→ **DATA TO EXAMINE**:
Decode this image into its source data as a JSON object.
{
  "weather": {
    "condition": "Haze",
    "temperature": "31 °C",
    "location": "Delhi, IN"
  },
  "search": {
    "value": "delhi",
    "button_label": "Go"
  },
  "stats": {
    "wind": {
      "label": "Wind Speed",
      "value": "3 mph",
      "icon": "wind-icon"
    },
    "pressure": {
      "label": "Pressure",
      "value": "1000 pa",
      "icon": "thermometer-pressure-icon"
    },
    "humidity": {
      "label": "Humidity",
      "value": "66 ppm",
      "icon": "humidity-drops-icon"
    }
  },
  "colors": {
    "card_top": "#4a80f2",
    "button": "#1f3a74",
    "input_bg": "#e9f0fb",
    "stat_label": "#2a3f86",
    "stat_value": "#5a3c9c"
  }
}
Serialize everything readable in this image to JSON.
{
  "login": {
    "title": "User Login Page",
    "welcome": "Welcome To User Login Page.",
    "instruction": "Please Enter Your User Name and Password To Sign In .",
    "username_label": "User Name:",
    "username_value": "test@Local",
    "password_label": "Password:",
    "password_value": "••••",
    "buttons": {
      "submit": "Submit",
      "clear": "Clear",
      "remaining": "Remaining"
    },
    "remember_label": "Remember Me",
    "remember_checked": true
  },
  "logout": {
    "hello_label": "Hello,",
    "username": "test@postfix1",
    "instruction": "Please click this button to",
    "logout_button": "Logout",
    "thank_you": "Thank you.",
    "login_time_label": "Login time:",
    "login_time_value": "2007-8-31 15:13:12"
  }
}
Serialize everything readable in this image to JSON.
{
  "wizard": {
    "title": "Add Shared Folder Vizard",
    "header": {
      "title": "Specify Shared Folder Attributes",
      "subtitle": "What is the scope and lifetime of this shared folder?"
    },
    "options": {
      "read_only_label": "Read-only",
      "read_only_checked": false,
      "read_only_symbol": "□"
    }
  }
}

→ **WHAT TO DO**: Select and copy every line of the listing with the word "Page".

→ **ANSWER**:
    "title": "User Login Page",
    "welcome": "Welcome To User Login Page.",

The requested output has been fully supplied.